Meet Orah, the 360-Degree 4K Live Streaming Camera that Could Help Start A Content Revolution
Over the last decade we have watched as social media has grown its way into our lives and evolved along the way. With Twitter the speed of communication began to ramp up but it still wasn’t realtime, not quite yet. Then, last year, Meerkat helped change the game with the introduction of live streaming on mobile. Millions flocked to it because it allowed users to connect with their favorite denizens of the internet – and with each other – in an unfiltered and raw way. Since then, Meerkat has been followed (and surpassed) by a number of similar apps from established social networks as the numbers on live streams have continued to climb – earlier this year over 20 million people tuned in live for Kayne West’s Yeezy live stream.
The point is, live streaming is here to stay – and now companies are looking to take it a step further, with VR.
Today VideoStitch announced the Orah 4i – a compact 4K live streaming 360-degree camera with a relatively tiny price tag, $1795 (for a limited time).
VideoStitch has been showcasing live streaming 360-video techniques for a while now with their software suite, including an impressive demonstration earlier last year at SIGGRAPH where the team showcased a 360-degree 3D live stream on the floor. That demonstration, while spectacular, showcased one of the major problems with the currently available solutions (AKA basically a bunch of Go-Pros): there’s just too much stuff. A rats nest of cords, numerous power supplies, and other necessary hardware components cluttered up the area – the setup was live but it was hardly mobile.
Orah seeks to change that.
An impressively small form factor makes the device highly portable. Outside of the camera all you need to get going is the included streaming and stitching box (and its power cable or an external battery) and a single cord that connects to the base of the fist sized camera. The ambisonic 3D audio is piped in through the device’s onboard mic array so it is just a push of a button and you’re live streaming away.
The camera is capable of streaming to a GearVR headset through an app at 30fps, but is recorded and can be viewed back at 90fps in a viewport window.
Right now the live streams only work in headset through VideoStitch’s app, but that may change in the future. “We’ve worked with all the big [companies],” says VideoStitch’s Daniel Doornik before saying they can’t speak further on the topic at this time. It is worth noting that VideoStitch’s software was behind Facebook’s ‘teleportation’ demonstration at F8 last year.

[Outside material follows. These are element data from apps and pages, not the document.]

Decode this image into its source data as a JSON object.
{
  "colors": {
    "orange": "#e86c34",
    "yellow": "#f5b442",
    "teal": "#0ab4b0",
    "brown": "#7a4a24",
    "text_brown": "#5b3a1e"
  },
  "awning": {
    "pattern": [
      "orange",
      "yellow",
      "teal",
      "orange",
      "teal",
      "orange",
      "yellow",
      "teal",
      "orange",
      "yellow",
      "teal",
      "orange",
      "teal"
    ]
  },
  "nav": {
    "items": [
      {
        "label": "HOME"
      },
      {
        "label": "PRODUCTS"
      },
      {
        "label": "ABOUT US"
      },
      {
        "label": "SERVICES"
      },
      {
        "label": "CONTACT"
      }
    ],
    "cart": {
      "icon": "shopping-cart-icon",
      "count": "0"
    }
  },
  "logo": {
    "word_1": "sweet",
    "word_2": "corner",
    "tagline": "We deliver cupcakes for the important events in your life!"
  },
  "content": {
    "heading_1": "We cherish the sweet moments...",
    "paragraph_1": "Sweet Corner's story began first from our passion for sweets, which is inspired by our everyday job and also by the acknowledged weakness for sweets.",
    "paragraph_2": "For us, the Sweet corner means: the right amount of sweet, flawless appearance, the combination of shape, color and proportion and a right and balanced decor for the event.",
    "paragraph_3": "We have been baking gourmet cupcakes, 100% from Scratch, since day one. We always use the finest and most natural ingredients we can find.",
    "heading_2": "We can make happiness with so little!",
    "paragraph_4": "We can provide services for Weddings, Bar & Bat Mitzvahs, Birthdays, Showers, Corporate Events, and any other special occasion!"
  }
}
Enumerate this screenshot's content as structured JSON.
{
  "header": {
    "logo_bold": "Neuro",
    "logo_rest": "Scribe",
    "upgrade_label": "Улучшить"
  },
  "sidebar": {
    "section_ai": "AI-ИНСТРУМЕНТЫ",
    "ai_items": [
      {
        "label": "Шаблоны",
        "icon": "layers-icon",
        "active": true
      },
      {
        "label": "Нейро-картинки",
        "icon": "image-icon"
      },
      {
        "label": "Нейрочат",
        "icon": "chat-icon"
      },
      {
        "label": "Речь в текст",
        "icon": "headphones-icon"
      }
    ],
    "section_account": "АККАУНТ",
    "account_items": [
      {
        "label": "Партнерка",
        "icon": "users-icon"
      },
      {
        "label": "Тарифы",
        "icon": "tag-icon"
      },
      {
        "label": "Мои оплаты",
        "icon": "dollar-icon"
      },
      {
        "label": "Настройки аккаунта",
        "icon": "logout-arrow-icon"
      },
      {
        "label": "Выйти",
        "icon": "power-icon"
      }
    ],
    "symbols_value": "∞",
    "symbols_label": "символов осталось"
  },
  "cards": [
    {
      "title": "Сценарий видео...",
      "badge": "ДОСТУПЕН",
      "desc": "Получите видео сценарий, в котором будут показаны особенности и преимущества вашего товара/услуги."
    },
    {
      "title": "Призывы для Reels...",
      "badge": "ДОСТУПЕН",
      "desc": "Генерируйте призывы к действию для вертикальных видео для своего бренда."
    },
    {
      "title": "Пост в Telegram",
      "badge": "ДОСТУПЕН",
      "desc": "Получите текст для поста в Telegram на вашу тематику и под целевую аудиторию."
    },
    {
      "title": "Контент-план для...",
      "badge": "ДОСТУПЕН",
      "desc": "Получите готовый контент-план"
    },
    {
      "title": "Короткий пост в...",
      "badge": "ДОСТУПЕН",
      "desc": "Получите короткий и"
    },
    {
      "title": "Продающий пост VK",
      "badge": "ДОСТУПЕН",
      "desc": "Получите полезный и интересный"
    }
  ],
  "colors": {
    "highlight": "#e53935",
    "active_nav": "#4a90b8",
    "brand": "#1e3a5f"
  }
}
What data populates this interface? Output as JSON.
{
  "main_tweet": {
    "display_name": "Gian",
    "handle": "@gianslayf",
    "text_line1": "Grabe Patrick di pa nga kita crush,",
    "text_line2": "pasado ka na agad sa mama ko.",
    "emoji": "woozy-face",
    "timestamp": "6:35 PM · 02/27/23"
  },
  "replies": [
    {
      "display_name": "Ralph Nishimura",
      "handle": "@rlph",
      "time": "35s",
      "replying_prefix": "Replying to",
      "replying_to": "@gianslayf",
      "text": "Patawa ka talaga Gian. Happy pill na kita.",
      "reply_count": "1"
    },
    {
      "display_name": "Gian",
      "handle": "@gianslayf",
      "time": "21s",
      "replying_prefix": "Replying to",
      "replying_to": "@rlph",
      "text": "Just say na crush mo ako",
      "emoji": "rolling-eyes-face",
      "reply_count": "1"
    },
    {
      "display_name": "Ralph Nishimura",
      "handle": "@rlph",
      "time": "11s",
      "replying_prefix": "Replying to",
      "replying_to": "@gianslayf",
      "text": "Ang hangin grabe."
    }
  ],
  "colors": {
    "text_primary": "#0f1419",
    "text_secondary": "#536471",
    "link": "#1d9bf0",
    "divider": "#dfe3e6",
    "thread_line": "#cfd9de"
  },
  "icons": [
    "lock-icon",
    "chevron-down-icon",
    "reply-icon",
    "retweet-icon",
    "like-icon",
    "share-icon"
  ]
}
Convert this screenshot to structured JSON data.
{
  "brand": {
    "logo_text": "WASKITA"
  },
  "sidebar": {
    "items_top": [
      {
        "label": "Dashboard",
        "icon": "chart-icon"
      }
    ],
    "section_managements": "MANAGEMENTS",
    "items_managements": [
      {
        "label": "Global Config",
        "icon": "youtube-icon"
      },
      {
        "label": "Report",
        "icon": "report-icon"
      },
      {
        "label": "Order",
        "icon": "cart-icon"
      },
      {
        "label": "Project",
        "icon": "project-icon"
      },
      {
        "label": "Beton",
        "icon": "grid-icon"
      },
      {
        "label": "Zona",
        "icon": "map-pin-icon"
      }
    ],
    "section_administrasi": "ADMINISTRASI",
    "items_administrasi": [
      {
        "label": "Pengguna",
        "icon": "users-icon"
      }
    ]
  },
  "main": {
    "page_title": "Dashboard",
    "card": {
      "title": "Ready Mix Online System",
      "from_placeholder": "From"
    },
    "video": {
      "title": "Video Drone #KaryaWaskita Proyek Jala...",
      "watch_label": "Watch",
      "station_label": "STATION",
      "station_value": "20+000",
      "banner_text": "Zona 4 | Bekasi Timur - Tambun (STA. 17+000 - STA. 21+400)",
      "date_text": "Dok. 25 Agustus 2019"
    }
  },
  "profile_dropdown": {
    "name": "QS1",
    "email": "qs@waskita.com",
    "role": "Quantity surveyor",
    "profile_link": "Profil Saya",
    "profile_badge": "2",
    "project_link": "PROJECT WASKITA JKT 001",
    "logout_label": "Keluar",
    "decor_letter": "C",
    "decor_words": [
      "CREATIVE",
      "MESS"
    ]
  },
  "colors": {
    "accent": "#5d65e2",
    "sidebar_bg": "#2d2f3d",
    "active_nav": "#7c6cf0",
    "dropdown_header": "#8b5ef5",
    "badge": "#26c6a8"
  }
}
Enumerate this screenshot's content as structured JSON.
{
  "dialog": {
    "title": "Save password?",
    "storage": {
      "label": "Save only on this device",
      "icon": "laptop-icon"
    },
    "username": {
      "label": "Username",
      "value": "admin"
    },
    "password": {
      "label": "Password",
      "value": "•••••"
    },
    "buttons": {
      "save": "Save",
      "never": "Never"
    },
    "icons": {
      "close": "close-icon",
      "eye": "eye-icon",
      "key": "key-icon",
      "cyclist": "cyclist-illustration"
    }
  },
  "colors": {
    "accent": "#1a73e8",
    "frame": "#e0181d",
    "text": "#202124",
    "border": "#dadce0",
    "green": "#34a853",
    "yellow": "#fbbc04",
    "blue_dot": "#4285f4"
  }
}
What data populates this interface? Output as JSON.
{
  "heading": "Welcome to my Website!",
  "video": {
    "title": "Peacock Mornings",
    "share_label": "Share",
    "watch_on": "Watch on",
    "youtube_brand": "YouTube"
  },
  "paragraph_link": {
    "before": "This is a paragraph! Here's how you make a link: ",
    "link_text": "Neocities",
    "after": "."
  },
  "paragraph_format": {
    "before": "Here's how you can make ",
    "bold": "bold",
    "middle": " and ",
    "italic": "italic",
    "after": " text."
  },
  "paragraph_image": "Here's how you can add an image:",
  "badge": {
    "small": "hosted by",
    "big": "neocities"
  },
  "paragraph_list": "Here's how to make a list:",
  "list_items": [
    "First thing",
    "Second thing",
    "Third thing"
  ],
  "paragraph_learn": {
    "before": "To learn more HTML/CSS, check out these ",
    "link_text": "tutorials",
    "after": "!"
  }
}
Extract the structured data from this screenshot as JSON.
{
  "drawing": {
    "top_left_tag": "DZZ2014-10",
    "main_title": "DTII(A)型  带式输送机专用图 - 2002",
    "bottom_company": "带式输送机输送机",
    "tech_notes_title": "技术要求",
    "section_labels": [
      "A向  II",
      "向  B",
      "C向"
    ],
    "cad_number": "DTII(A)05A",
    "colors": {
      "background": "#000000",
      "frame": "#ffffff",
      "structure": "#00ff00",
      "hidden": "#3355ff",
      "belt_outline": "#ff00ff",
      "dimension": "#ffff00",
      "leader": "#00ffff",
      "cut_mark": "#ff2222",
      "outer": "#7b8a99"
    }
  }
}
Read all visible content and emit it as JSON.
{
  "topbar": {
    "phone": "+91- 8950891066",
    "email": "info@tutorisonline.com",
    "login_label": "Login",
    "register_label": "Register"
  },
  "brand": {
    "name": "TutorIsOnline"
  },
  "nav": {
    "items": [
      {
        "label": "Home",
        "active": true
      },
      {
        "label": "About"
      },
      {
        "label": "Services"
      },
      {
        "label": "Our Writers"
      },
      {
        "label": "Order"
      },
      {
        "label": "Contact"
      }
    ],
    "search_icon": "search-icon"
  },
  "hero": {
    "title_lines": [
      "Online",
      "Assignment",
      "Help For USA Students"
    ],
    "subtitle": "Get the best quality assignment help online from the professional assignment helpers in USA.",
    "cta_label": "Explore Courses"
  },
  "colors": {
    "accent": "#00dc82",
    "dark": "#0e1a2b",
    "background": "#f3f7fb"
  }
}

Bringing live 360 content creation down to the prosumer level could prove to be very important for virtual reality’s future adoption, the more content the better of course but the impact goes further. Virtual reality has been widely called the most empathetic medium because it allows you to walk a mile in someone else’s shoes. Starting today, virtual reality will let you walk (or at least stand) alongside them, live and in the moment.
KEY FEATURES OF ORAH 4i
- Video resolution 4096×2048 H.264 High Profile (4K)
- Audio 4Channel Ambisonic @ BFormat
- Preorder Price $1.795 (until 4/30/2016, will go up afterwards incrementally to $3.595 )
- Video Processors 2 x Ambarella
- Image Sensors 4 x Sony EXMOR
- Lenses 4 x Fisheye 8Layer MC Glass f2.0
- Body Construction 100% Anodized PrecipitationHardened Aluminum
- Camera Dimensions & Weight 80 x 70 x 65 mm, 480 gr
- 3.1 x 2.7 x 2.5 inches, 17 oz
STITCHING BOX SPEC
- Processor Intel CPU & Nvidia GeForce GPU
- Storage 120GB M.2 SSD
- Ports 1 x Mic, 1 x Headset, 4 x USB 3.0, 2 x USB 2.0, Dual Gigabit LAN, 1 x
- WiFi 802.11ac/b/g/n with external antenna, Bluetooth 4.0
SMARTPHONE & GEARVR DIRECTOR APP
- Viewport framerate 90 fps
- Video framerate 30 fps